Peterson first received compensation aggregating $ 3,410 for the period from January 22, 1950 to December 5, 1951 in the form of voluntary payments made to him by the plaintiffs.
His claim against the third party Waterman was settled with the plaintiffs' consent for $ 25,000. That was his recovery although it was subject to certain liens and expenses. One of these was the plaintiffs' claim for reimbursement of $ 3,410, paid to Peterson by them for the period January 22, 1950 to December 5, 1951. Had the plaintiffs not made these earlier voluntary payments and thus not established their lien on the proceeds of the settlement, Peterson would have retained $ 13,410 of the $ 25,000 and not the $ 10,000 as he did.

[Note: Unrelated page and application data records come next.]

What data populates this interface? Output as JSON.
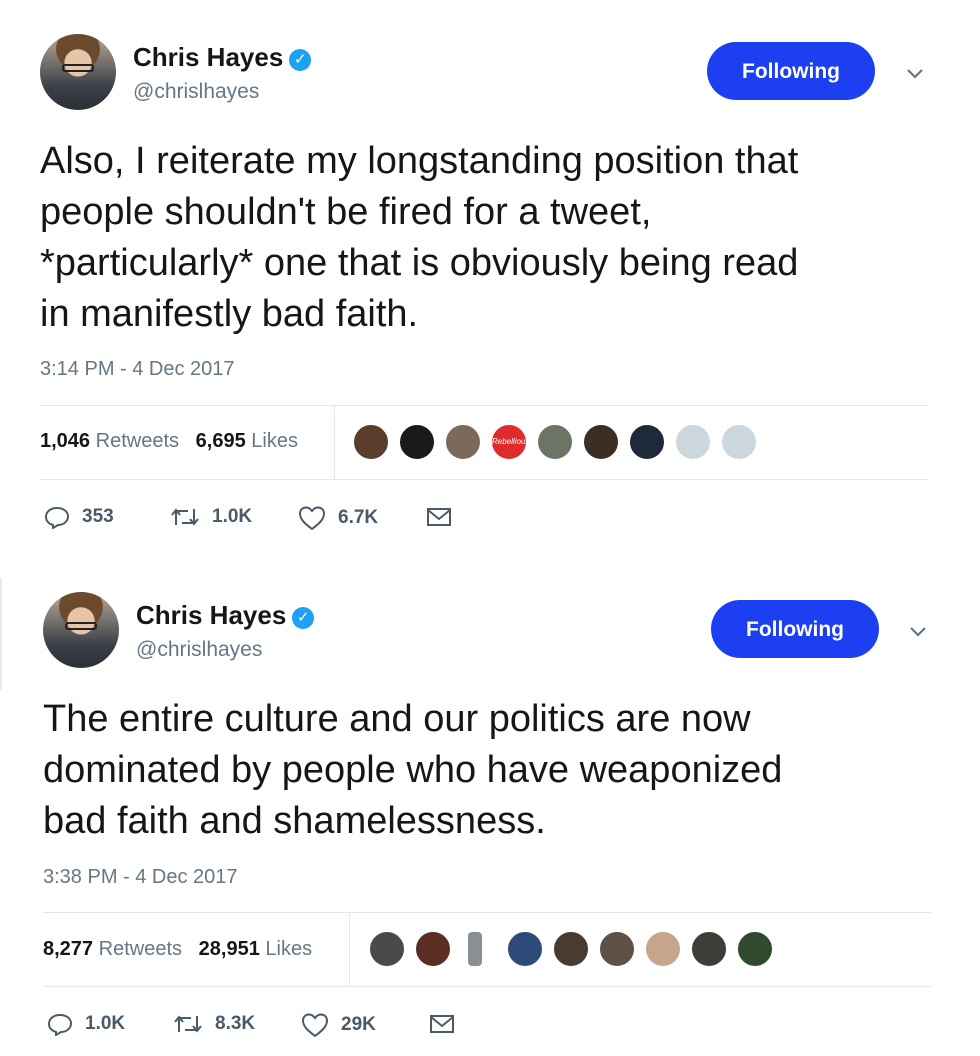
{
  "tweets": [
    {
      "author": "Chris Hayes",
      "handle": "@chrislhayes",
      "follow_label": "Following",
      "lines": [
        "Also, I reiterate my longstanding position that",
        "people shouldn't be fired for a tweet,",
        "*particularly* one that is obviously being read",
        "in manifestly bad faith."
      ],
      "timestamp": "3:14 PM - 4 Dec 2017",
      "retweets": "1,046",
      "retweets_label": "Retweets",
      "likes": "6,695",
      "likes_label": "Likes",
      "liker_label": "Rebellious",
      "replies_count": "353",
      "retweet_count": "1.0K",
      "like_count": "6.7K"
    },
    {
      "author": "Chris Hayes",
      "handle": "@chrislhayes",
      "follow_label": "Following",
      "lines": [
        "The entire culture and our politics are now",
        "dominated by people who have weaponized",
        "bad faith and shamelessness."
      ],
      "timestamp": "3:38 PM - 4 Dec 2017",
      "retweets": "8,277",
      "retweets_label": "Retweets",
      "likes": "28,951",
      "likes_label": "Likes",
      "replies_count": "1.0K",
      "retweet_count": "8.3K",
      "like_count": "29K"
    }
  ],
  "icons": {
    "verified": "verified-badge-icon",
    "caret": "chevron-down-icon",
    "reply": "reply-icon",
    "retweet": "retweet-icon",
    "like": "heart-icon",
    "dm": "envelope-icon"
  },
  "colors": {
    "follow_button": "#1c3ff2",
    "verified": "#1da1f2",
    "muted_text": "#657786"
  }
}
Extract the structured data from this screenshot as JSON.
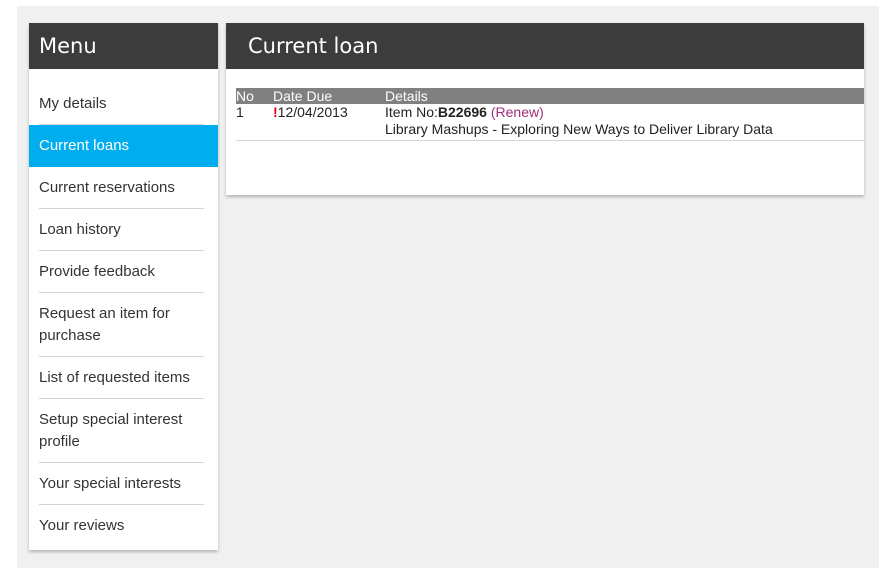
{
  "sidebar": {
    "title": "Menu",
    "items": [
      {
        "label": "My details",
        "active": false
      },
      {
        "label": "Current loans",
        "active": true
      },
      {
        "label": "Current reservations",
        "active": false
      },
      {
        "label": "Loan history",
        "active": false
      },
      {
        "label": "Provide feedback",
        "active": false
      },
      {
        "label": "Request an item for purchase",
        "active": false
      },
      {
        "label": "List of requested items",
        "active": false
      },
      {
        "label": "Setup special interest profile",
        "active": false
      },
      {
        "label": "Your special interests",
        "active": false
      },
      {
        "label": "Your reviews",
        "active": false
      }
    ]
  },
  "main": {
    "title": "Current loan",
    "table": {
      "headers": [
        "No",
        "Date Due",
        "Details"
      ],
      "rows": [
        {
          "no": "1",
          "overdue_marker": "!",
          "date_due": "12/04/2013",
          "item_prefix": "Item No:",
          "item_no": "B22696",
          "renew_open": "(",
          "renew_label": "Renew",
          "renew_close": ")",
          "title": "Library Mashups - Exploring New Ways to Deliver Library Data"
        }
      ]
    }
  },
  "colors": {
    "header_bg": "#3c3c3c",
    "active_item_bg": "#00aeef",
    "table_header_bg": "#808080",
    "overdue": "#e0001b",
    "link": "#a0307a",
    "page_bg": "#f0f0f0"
  }
}
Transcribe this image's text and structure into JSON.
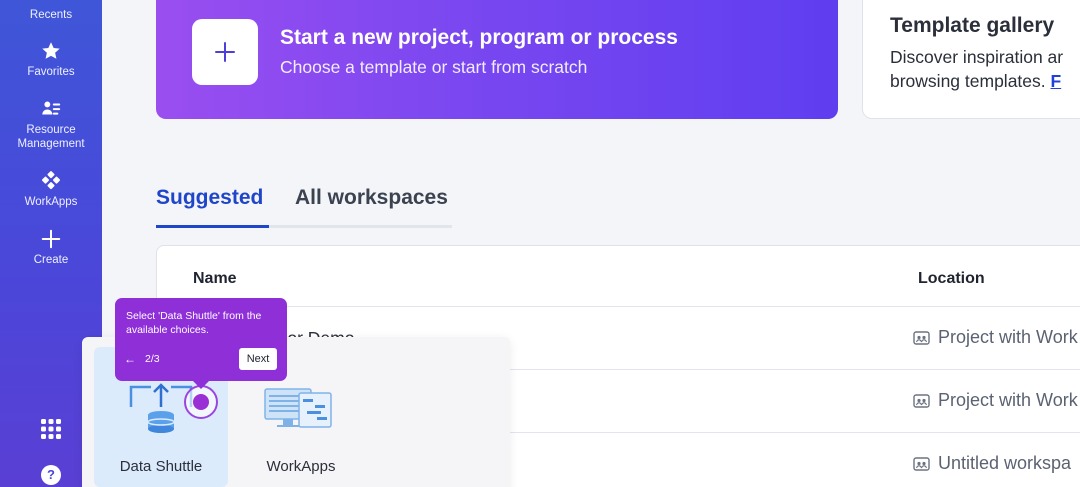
{
  "sidebar": {
    "items": [
      {
        "label": "Recents",
        "icon": "clock-icon"
      },
      {
        "label": "Favorites",
        "icon": "star-icon"
      },
      {
        "label": "Resource Management",
        "icon": "people-icon"
      },
      {
        "label": "WorkApps",
        "icon": "workapps-icon"
      },
      {
        "label": "Create",
        "icon": "plus-icon"
      }
    ],
    "bottom": [
      {
        "icon": "app-grid-icon"
      },
      {
        "icon": "help-icon",
        "text": "?"
      }
    ]
  },
  "hero": {
    "title": "Start a new project, program or process",
    "subtitle": "Choose a template or start from scratch"
  },
  "gallery": {
    "title": "Template gallery",
    "line1": "Discover inspiration ar",
    "line2": "browsing templates. ",
    "link": "F"
  },
  "tabs": {
    "suggested": "Suggested",
    "all": "All workspaces"
  },
  "table": {
    "headers": {
      "name": "Name",
      "location": "Location"
    },
    "rows": [
      {
        "name": "of Sample For Demo",
        "location": "Project with Work"
      },
      {
        "name": "",
        "location": "Project with Work"
      },
      {
        "name": "",
        "location": "Untitled workspa"
      }
    ]
  },
  "popover": {
    "apps": [
      {
        "label": "Data Shuttle",
        "icon": "data-shuttle-icon"
      },
      {
        "label": "WorkApps",
        "icon": "workapps-screens-icon"
      }
    ]
  },
  "tooltip": {
    "text": "Select 'Data Shuttle' from the available choices.",
    "back": "←",
    "step": "2/3",
    "next": "Next"
  },
  "colors": {
    "sidebar": "#4a47d9",
    "hero_start": "#9a4ef0",
    "hero_end": "#5f3ef0",
    "accent": "#1f46c9",
    "tooltip": "#8f2fd8"
  }
}
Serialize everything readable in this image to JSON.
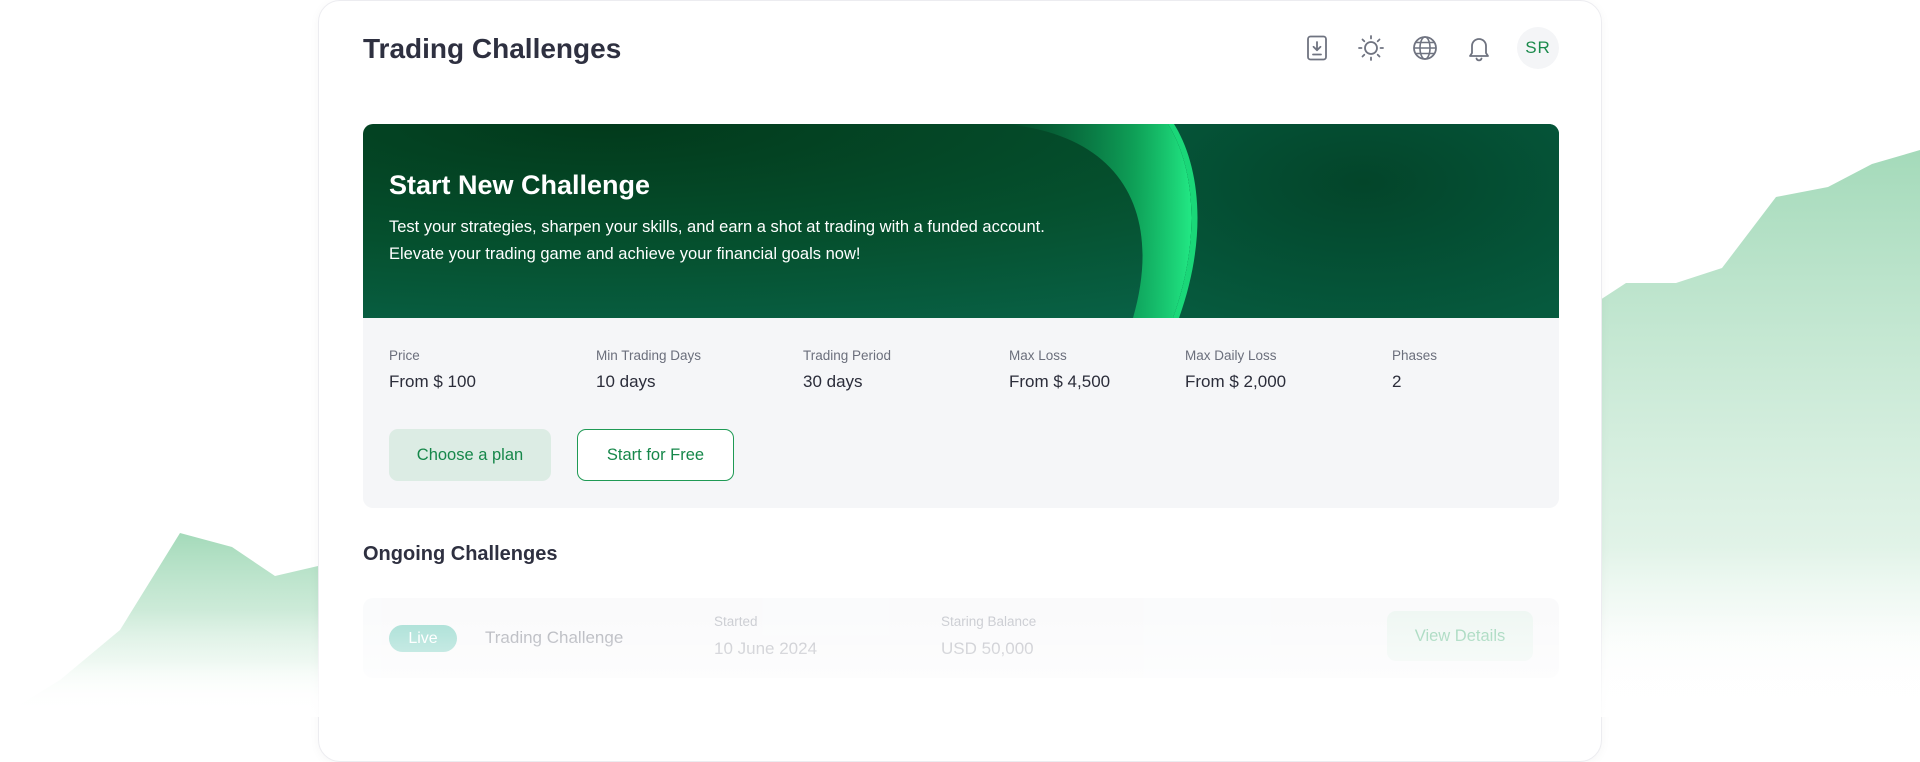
{
  "header": {
    "title": "Trading Challenges",
    "icons": [
      "download-document-icon",
      "sun-icon",
      "globe-icon",
      "bell-icon"
    ],
    "avatar_initials": "SR"
  },
  "banner": {
    "title": "Start New Challenge",
    "description_line1": "Test your strategies, sharpen your skills, and earn a shot at trading with a funded account.",
    "description_line2": "Elevate your trading game and achieve your financial goals now!"
  },
  "details": {
    "stats": [
      {
        "label": "Price",
        "value": "From $ 100"
      },
      {
        "label": "Min Trading Days",
        "value": "10 days"
      },
      {
        "label": "Trading Period",
        "value": "30 days"
      },
      {
        "label": "Max Loss",
        "value": "From $ 4,500"
      },
      {
        "label": "Max Daily Loss",
        "value": "From $ 2,000"
      },
      {
        "label": "Phases",
        "value": "2"
      }
    ],
    "choose_plan_label": "Choose a plan",
    "start_free_label": "Start for Free"
  },
  "ongoing": {
    "section_title": "Ongoing Challenges",
    "rows": [
      {
        "status": "Live",
        "name": "Trading Challenge",
        "started_label": "Started",
        "started_value": "10 June 2024",
        "balance_label": "Staring Balance",
        "balance_value": "USD 50,000",
        "action_label": "View Details"
      }
    ]
  },
  "colors": {
    "accent": "#1b8a4c",
    "banner_dark": "#023a1b",
    "banner_glow": "#19e07a",
    "background_chart": "#a8dcbc"
  }
}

The statutory scheme is that an injured employee receive compensation from his employer or its carrier regardless of fault but if fault is found against a third party, the compensation advanced to the employee be refunded to the employer or its carrier out of the recovery of the employee against the negligent third party.
At the moment when the plaintiffs received the $ 3,410 reimbursement out of the proceeds of the settlement, Peterson was essentially in the position of having been advanced the $ 3,410 by the plaintiffs and of having repaid it out of his recovery from Waterman. It cannot be disputed that, no matter in what form, Peterson got and kept the $ 3,410.
Later the Deputy Commissioner made an award for the period January 22, 1950 to July 6, 1957, at the same maximum rate of $ 35 per week. This award included the period January 22, 1950 to December 5, 1951, for which Peterson had already been paid as aforesaid. If plaintiffs are compelled to pay the award without credit for the $ 3,410 included therein, Peterson will have been doubly imbursed for the period involved, once by Waterman in the settlement and again by the plaintiffs under the award.
Arithmetically, what the Deputy Commissioner has done is award Peterson for 389 weeks a weekly sum in excess of $ 43 for, under his order, Peterson will have pocketed
a - The voluntary compensation
originally paid or
its equivalent from the
third party settlement $ 3,410.00
b - The $10,000 credited in
the order 10,000.00
c - The balance which the
order requires plaintiffs
to pay Peterson 3,615.00
This the statute forbids
even though the order is later in date to the 1956 amendments to the Act.
In the final analysis, there is no plausible distinction between the $ 10,000 credited by the Deputy Commissioner against the award and the $ 3,410 disallowed as a credit. The plaintiffs should be credited with $ 13,410 against the $ 13,615 award.
The plaintiffs shall have summary judgment for the relief demanded in the complaint.
It is so ordered.